Sciatica is the pain caused when the sciatic nerve is irritated. The sciatic nerve is located at the base of the spinal column at the sacrum and coccyx area and stretches down to the legs. At the lower back, the sciatic nerve is comprised of four or five smaller nerves. This nerve is the longest and largest nerve of the human body. When one of the five root nerves that combined to form the sciatic nerve becomes irritated or compressed, this triggers pain throughout the entire sciatic nerve.
When the sciatic nerve is in pain, the surrounding areas of the body will also be in pain. This includes the lower back and legs. Pain can even radiate to the waist and feet. Sciatica pain can range from person to person. You may have mild sciatica one week and severe sciatica in another week. Sciatica pain can last for a few days to a few weeks. It may come and go. Because of the fact that sciatica isn’t actually a condition but a symptom of another condition, effective treatment must be done to correct the problem that caused the sciatica. Sciatica can’t be treated as an independent condition and must be looked at as a symptom.
To manage sciatica you need to understand what part of your body is in pain. If your legs are in pain, you should try to alleviate the pain there. If your back is in pain, you should focus on this area. Sciatica can first be treated with rest. Sometimes just taking it easy and relaxing can go a long way in soothing pain and allowing the body to recuperate from muscle sprains and injuries. Resting for a long period is not recommended however because this can allow muscles to become lazy and less able to build up strength. The next step up from resting is stretching. Stretching can help to loosen muscles and reduce whatever tension is now built up in your back and legs. Stretches that focus on moving the back, arms, legs, hips and torso in different extension movements are sure to diminish the pain. Make sure to devote time to stretching the hamstring.

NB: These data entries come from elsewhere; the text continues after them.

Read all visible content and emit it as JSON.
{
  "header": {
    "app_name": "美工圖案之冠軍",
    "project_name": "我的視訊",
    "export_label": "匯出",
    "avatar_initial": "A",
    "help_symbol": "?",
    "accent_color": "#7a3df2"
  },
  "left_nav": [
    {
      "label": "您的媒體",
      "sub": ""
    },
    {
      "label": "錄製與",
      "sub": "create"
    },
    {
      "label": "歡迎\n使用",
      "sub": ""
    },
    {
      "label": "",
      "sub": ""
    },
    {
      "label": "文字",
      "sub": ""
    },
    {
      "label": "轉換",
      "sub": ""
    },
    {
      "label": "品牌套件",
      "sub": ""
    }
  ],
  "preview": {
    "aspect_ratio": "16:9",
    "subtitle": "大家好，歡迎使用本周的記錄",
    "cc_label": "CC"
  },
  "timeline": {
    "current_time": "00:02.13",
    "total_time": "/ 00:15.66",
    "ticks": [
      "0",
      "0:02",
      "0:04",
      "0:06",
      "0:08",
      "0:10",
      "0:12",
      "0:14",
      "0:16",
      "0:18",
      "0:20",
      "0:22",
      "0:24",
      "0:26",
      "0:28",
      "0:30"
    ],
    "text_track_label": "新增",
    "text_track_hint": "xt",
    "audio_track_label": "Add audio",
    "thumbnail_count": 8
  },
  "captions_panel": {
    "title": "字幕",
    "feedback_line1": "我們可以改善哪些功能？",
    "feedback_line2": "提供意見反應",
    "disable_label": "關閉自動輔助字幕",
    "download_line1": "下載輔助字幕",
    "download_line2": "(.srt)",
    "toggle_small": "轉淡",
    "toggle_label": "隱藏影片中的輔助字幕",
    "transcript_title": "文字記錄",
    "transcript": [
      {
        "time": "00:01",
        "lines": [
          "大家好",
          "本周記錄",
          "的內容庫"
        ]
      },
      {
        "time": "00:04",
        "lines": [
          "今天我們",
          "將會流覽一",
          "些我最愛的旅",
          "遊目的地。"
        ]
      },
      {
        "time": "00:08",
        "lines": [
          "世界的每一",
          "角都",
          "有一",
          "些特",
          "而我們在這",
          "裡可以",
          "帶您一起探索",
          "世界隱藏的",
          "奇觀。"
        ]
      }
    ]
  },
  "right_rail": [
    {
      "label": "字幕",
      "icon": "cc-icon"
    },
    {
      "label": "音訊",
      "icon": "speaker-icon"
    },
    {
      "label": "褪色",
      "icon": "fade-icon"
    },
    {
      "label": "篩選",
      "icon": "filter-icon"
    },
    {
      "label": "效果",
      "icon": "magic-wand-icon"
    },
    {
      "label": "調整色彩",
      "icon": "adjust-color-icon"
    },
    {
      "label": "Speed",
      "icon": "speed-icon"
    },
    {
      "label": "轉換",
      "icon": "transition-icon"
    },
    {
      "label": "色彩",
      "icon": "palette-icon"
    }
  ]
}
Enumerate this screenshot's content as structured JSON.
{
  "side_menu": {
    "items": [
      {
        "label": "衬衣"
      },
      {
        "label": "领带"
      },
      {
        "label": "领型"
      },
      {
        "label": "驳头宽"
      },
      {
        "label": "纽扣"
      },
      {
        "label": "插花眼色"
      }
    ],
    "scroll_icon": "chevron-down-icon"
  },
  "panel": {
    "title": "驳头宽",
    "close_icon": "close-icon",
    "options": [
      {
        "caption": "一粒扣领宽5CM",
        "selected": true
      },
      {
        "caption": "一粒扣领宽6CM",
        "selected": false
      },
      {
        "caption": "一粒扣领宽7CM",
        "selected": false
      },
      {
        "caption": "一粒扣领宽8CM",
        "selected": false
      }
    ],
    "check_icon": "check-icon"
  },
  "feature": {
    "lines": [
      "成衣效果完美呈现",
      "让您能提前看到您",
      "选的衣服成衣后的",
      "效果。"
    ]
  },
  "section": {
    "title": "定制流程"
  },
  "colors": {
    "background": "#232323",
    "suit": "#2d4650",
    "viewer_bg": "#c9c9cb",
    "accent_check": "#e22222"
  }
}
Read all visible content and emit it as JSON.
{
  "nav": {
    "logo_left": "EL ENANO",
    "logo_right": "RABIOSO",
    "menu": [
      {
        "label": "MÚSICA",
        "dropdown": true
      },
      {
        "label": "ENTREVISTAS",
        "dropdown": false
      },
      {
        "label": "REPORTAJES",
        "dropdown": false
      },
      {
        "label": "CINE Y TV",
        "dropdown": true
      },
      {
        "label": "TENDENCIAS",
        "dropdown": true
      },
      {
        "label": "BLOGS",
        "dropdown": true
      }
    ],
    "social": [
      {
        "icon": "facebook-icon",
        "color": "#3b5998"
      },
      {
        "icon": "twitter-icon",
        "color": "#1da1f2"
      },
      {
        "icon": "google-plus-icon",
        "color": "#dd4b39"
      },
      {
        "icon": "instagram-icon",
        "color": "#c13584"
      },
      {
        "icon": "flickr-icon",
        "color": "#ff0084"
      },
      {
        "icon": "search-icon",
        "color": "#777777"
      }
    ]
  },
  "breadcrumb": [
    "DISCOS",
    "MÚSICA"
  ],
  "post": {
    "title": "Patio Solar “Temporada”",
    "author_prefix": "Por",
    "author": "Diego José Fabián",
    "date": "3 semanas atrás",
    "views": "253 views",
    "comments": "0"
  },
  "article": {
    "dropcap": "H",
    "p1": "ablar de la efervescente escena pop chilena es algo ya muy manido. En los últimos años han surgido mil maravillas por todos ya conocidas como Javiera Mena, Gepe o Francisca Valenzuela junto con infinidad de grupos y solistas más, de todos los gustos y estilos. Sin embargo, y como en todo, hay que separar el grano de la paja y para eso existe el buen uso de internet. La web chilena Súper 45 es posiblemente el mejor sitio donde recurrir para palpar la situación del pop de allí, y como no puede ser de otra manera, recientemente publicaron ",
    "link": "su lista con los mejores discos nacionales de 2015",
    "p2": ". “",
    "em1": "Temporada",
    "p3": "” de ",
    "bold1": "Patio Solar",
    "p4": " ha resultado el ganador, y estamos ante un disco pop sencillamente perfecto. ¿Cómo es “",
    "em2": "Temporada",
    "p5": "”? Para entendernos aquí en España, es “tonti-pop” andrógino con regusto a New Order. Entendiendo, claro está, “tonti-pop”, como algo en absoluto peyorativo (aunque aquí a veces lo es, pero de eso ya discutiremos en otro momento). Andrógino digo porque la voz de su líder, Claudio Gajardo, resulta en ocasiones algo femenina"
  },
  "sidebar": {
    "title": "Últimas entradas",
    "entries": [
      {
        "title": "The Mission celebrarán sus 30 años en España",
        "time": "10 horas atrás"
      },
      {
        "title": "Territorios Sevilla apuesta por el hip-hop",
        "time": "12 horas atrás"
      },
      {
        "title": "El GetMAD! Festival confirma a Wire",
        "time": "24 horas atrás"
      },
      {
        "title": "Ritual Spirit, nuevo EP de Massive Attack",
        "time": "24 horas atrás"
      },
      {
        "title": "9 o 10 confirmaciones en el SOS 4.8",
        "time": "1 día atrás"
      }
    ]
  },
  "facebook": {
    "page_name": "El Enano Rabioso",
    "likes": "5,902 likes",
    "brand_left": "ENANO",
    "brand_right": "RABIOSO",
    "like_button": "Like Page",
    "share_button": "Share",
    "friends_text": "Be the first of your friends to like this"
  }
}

Some specific exercises can help you to manage your sciatica. In addition to stretching exercises you need to do strengthening exercises. Strengthening exercises should focus on developing abdominal and back strength at your core. Aerobic conditioning may also be a good idea to help you become more healthy and fit.
Before you begin to exercise you may want to consult with a medical professional. Try to develop an exercise plan that is customized for you and whatever condition may have brought on your sciatica. It is counterproductive for you to attempt to do exercise if you don’t know how to do them. Exercising improperly can possible cause you to hurt yourself even more. If you overexert your muscles and exercise in a way that is harmful to your body, you will only exacerbate your sciatica.
Written By: Updated: June 28,2011